Since time immemorial, childbirth has been one of the most frightening yet beautiful moments in a woman’s life. At its core, childbirth is an incredible event that is, in every sense, what makes us human. Children born naturally, and without unnecessary medical intervention, are delivered into this world in the same way as so many billions who came before them. And for 99.99% of human history, natural birth was the only option.
But, for the longest of times it was also one of the most dangerous things a woman could do – history has lost count of all the women lost over the past centuries to childbirth-related ailments. Today, many think of C-sections as reducing this danger, but go back a century or two and you will find that C-sections were treated as an absolute last resort.
Historically, and even dating back to ancient Roman times, this procedure was performed to save the baby rather than the mother.
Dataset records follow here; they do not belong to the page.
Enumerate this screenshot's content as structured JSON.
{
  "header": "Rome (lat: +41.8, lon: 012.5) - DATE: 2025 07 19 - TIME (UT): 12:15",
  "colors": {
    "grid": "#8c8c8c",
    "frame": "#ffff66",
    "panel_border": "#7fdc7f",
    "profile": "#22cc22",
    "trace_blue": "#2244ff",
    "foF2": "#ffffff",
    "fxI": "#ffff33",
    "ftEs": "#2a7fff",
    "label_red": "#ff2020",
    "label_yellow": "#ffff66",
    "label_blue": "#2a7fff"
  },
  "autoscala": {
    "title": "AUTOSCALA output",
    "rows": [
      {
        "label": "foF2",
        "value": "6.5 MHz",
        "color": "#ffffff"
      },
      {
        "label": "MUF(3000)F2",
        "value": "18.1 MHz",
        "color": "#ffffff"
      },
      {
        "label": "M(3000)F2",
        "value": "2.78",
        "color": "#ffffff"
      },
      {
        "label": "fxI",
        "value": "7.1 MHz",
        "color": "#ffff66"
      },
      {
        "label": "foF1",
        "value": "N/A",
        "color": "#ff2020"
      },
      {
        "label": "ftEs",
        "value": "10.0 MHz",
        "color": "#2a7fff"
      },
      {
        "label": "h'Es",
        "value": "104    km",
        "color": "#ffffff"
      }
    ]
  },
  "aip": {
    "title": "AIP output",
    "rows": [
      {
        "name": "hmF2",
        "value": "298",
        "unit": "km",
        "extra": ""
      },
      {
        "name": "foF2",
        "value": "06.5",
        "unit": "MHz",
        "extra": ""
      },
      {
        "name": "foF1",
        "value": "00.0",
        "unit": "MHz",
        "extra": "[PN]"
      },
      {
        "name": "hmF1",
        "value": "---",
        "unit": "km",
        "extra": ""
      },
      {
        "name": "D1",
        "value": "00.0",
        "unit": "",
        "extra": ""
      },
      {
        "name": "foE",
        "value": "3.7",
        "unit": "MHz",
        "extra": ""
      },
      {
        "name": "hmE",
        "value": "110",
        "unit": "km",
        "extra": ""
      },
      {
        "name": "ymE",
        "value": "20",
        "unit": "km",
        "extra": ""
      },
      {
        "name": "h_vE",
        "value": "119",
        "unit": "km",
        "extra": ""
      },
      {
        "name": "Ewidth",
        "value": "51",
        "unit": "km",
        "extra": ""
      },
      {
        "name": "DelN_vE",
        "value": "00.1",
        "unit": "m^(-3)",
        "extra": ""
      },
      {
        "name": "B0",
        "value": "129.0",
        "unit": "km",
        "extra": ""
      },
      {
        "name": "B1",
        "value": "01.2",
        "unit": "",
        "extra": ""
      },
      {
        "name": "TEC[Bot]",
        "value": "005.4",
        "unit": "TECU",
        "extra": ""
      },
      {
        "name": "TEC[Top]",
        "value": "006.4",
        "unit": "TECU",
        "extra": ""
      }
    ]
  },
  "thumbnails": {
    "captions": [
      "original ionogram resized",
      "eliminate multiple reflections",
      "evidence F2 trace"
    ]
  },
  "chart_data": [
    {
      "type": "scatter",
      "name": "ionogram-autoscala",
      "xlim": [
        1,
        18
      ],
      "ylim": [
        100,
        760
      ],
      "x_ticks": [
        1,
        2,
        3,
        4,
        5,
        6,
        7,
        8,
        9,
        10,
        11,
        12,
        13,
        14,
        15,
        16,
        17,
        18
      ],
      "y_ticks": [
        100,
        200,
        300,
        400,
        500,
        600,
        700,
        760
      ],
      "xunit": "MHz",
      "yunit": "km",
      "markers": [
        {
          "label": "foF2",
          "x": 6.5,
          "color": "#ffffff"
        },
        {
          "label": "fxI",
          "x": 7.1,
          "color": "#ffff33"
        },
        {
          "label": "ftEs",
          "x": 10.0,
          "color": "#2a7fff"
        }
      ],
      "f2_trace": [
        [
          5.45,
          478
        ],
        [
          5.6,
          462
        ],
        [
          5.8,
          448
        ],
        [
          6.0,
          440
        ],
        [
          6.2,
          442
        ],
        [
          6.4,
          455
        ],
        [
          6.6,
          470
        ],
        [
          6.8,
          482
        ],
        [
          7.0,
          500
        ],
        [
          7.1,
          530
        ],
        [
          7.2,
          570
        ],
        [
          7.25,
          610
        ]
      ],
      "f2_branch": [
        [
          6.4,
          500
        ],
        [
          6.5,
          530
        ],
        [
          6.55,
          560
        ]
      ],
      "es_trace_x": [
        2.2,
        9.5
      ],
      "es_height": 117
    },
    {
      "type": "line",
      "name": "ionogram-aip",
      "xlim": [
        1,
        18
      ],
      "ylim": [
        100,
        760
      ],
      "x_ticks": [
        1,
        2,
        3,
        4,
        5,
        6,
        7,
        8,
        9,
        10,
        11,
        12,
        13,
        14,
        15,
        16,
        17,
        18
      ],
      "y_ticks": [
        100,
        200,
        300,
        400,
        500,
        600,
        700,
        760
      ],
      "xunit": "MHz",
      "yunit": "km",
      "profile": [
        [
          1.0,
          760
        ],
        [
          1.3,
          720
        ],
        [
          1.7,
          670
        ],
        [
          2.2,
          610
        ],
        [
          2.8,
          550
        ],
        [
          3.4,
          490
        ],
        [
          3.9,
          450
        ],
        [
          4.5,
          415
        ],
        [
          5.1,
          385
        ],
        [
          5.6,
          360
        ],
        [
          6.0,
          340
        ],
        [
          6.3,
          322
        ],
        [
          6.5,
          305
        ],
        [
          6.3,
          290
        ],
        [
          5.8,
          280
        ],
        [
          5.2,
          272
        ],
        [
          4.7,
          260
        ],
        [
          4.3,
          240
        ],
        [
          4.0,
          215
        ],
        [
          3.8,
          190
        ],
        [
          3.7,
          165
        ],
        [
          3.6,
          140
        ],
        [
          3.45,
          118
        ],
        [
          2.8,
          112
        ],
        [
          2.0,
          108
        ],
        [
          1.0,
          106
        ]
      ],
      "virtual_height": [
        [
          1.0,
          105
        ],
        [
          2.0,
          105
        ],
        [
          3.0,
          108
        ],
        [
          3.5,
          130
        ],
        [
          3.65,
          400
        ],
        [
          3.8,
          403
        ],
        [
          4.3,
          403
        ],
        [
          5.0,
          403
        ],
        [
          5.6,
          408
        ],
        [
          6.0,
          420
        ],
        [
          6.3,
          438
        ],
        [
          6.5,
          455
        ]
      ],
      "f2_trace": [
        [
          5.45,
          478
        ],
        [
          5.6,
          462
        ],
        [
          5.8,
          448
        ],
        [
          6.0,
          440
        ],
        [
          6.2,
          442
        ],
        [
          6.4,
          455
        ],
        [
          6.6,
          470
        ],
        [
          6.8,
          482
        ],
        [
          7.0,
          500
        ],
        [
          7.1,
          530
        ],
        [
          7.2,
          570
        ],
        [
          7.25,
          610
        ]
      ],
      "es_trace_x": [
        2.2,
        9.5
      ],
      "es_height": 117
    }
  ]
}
In fact, it was only in 1580 that the first case of a mother surviving the surgery was actually recorded.
Yet, the dawn of the 21st century saw modern medicine advance beyond humanity’s wildest dreams. The C-section quickly became considered a low-risk procedure, afforded to almost any expectant mother, regardless of complications or lack thereof. A procedure that was designed to be used as a last resort, only when natural birth placed mother or baby at risk, might now be considered the preferred method of delivery, if I look at the statistics to which my company has access.
The question has become: Why go through the trauma of natural birth?
The World Health Organization (WHO) has found that C-sections now account for more than one in five (or 21%) of all childbirths across the globe. The WHO believes this number will continue to rise in the next decade to encompass 29% of all births by 2030. Right now, though, South Africa is worryingly ahead of this trend, to a point that is alarming.
Data from Medscheme shows that C-section deliveries more than doubled that of normal births between 2016 and 2020. With 3.9 million members, this provides an adequate sample of medically insured child-bearing South African women. While the WHO may be worried about 29% of global births becoming C-sections by 2030, our statistics show that C-sections account for 70% of all births on our medical schemes.
This makes the C-section rate among South African medical scheme members the highest rate in the world.
Our numbers also do not show any sustained impact of Covid-19 on births or the choice between natural/C-section. There was a marginal decrease in the number of C-sections admission in early 2021 during SA’s level 5 lockdown, but this was not maintained. Rather the reduction in admissions follows a gradual downward trend year on year for both C-sections and normal deliveries.
But what is causing such high instances of C-sections in South Africa? And, more importantly, what if anything should we do about it?
Again, I look to our data. Maternity events recorded between 2011 and 2020 show that women are progressively giving birth at older ages. The average age of a mother delivering a baby gradually increased by 1.3 years over a nine-year period.
Why this is, I can only speculate: much has been reported on the fact that women are becoming more career-driven, and want to focus on their professional life by being more competitive in the workplace. This may lead to them extending the time at which they wish to start a family. Children are also expensive to raise and today’s youth are not reaching the same financial milestones at the same time as their parents did.
We also have to factor in affordability as another contributor as more women are medically insured making C-sections more accessible than ever.
Across the world, however, researchers continue to ponder why C-sections have gained such popularity. Some say it is the perceived rise in health problems associated with natural birth and even a fear of natural childbirth, while others say expectant mothers increasingly want more control over their delivery dates.
Of course, I would never downplay the importance of a C-section. It is a procedure that has saved millions of mothers’ and babies’ lives when natural birth put them in danger. At the end of the day, however, it is undoubtedly a woman’s right to choose how she gives birth. DM